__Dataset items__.
════════════════════

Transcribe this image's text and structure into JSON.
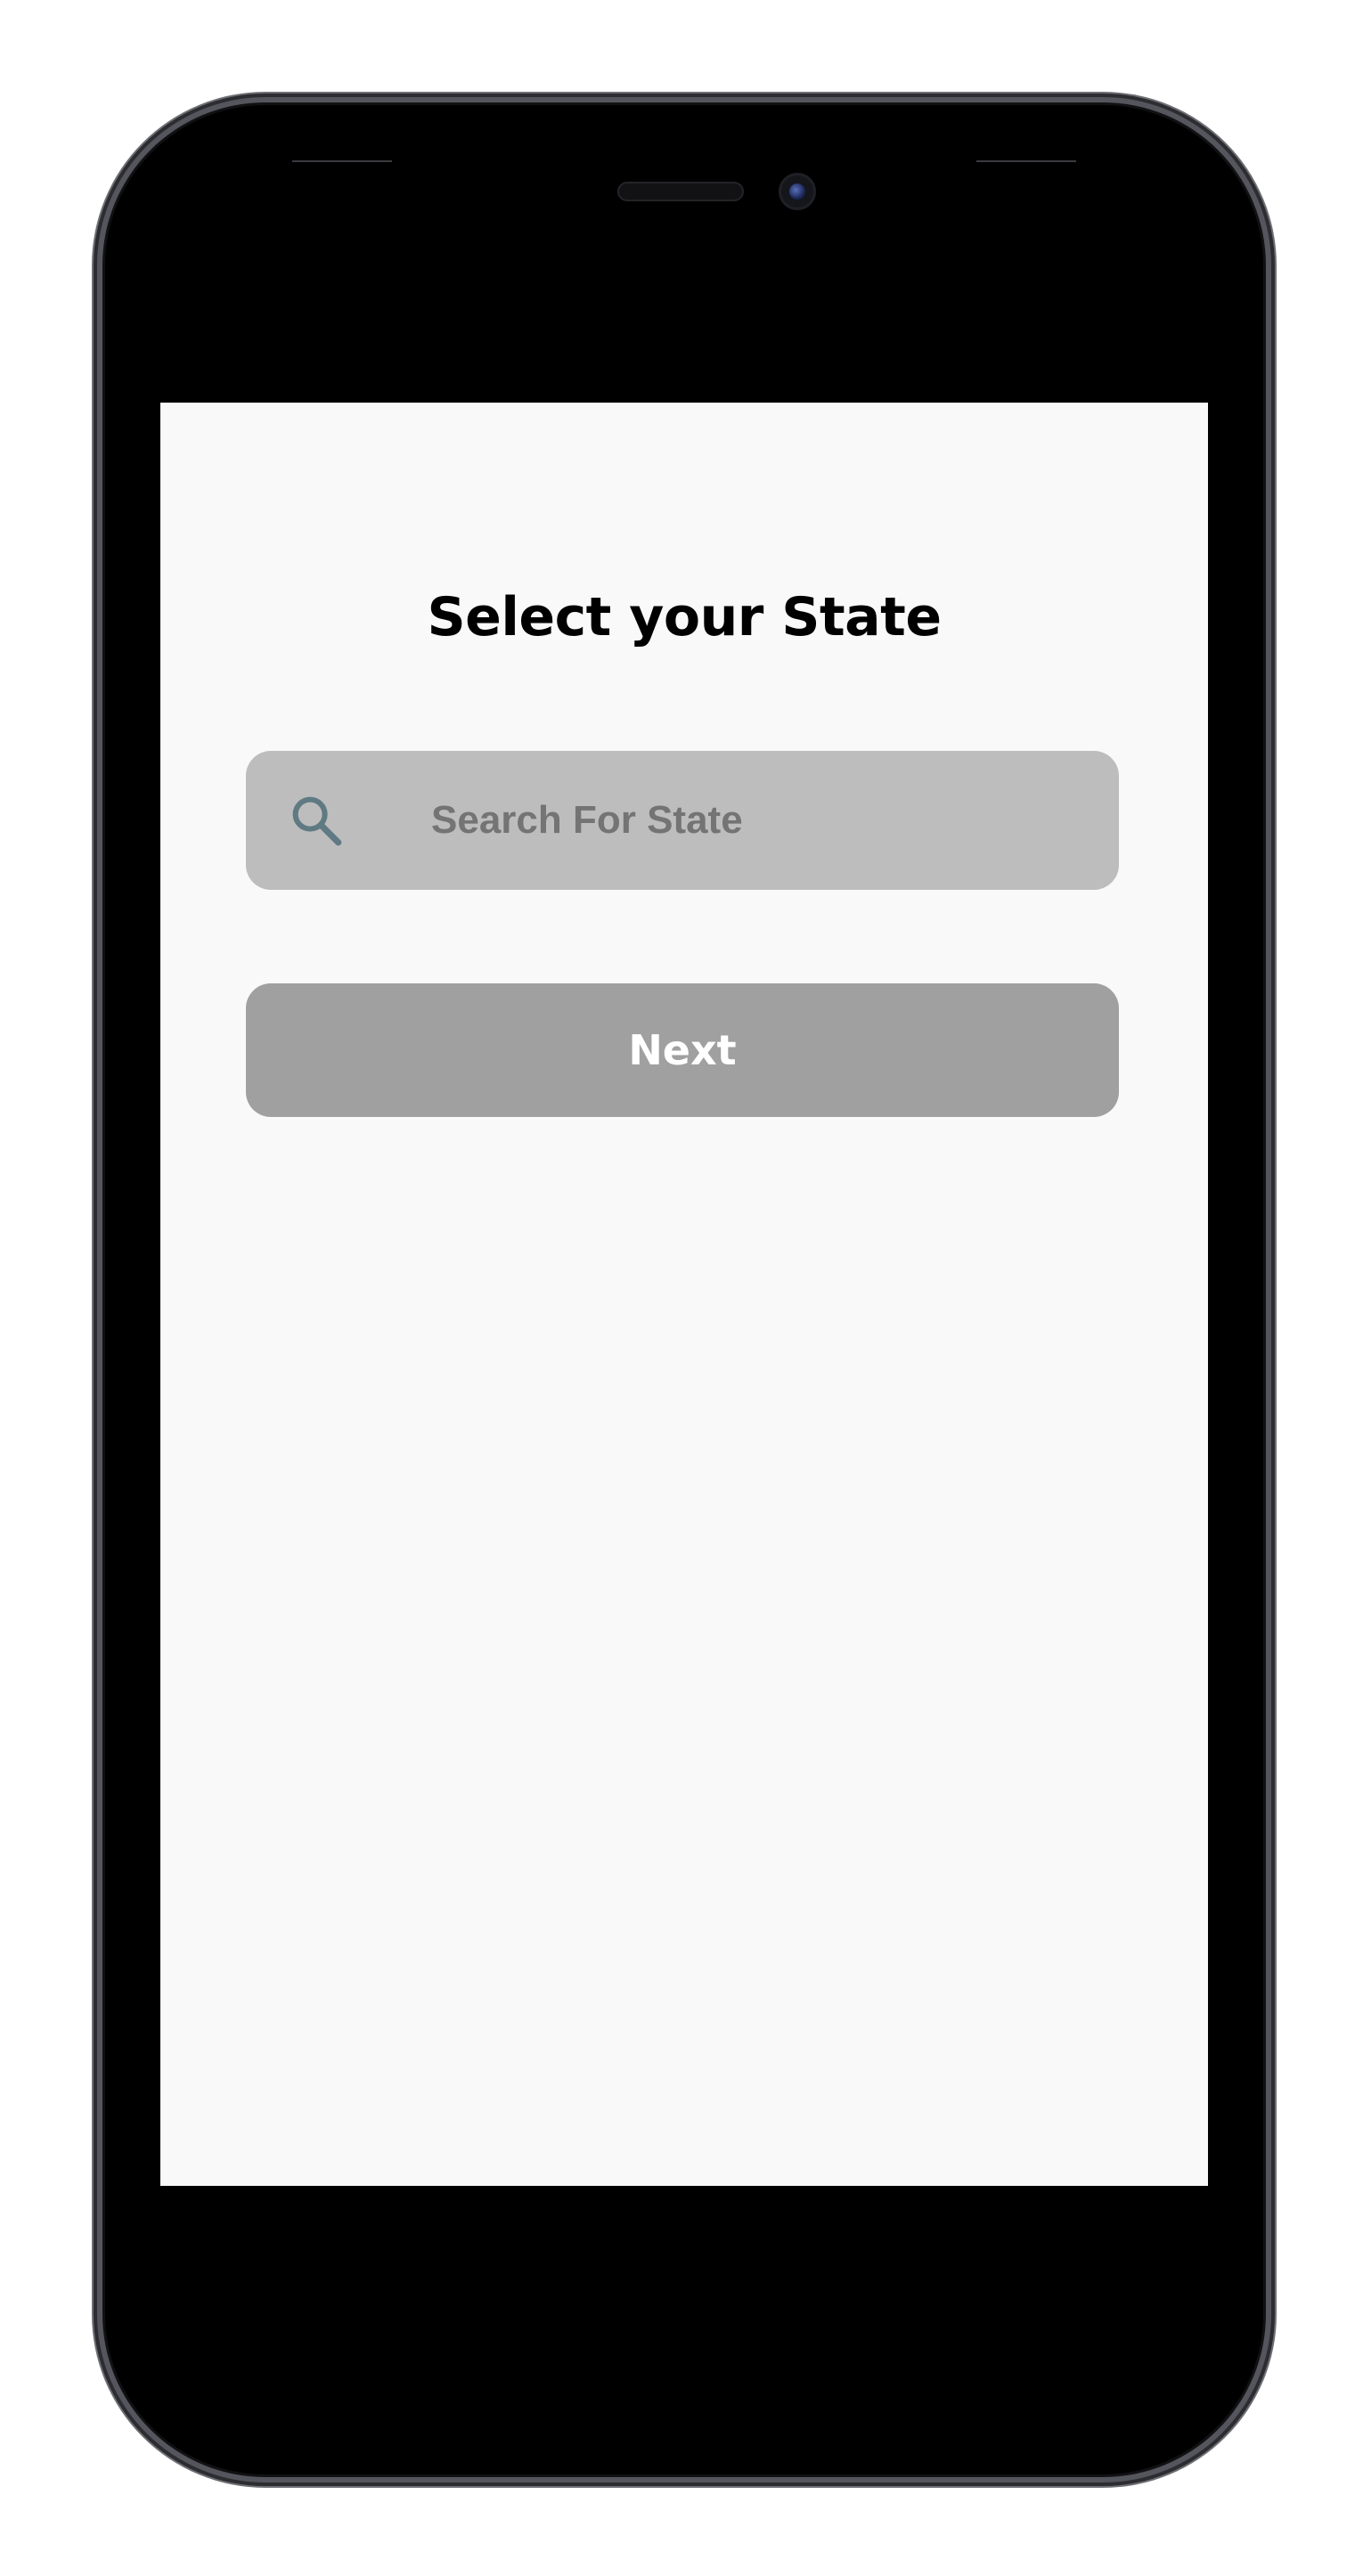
{
  "screen": {
    "title": "Select your State",
    "search": {
      "placeholder": "Search For State",
      "value": "",
      "icon": "search-icon"
    },
    "next_label": "Next"
  },
  "colors": {
    "screen_background": "#f9f9f9",
    "search_background": "#bdbdbd",
    "search_icon": "#5f7a82",
    "button_background": "#a0a0a0",
    "button_text": "#ffffff"
  }
}
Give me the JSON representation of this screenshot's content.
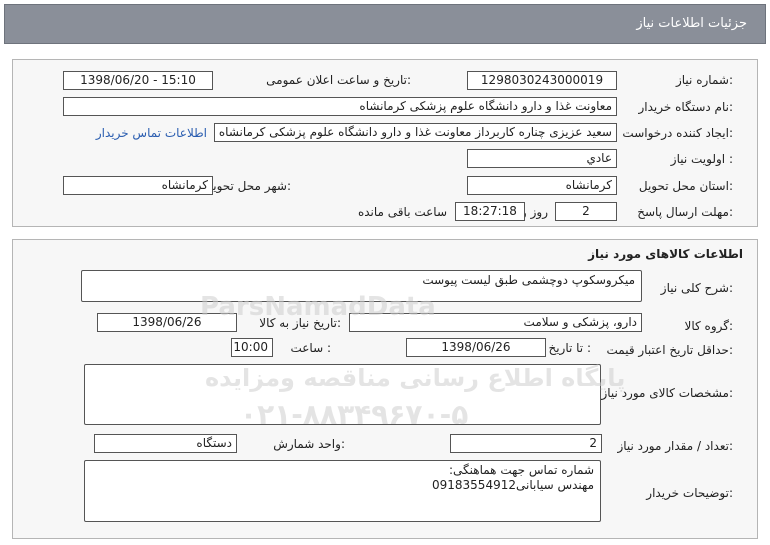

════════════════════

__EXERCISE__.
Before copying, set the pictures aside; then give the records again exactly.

__OUTPUT__.
Transcribe this image's text and structure into JSON.
{
  "screen": {
    "title": "Select your State",
    "search": {
      "placeholder": "Search For State",
      "value": "",
      "icon": "search-icon"
    },
    "next_label": "Next"
  },
  "colors": {
    "screen_background": "#f9f9f9",
    "search_background": "#bdbdbd",
    "search_icon": "#5f7a82",
    "button_background": "#a0a0a0",
    "button_text": "#ffffff"
  }
}
Give me the JSON representation of this screenshot's content.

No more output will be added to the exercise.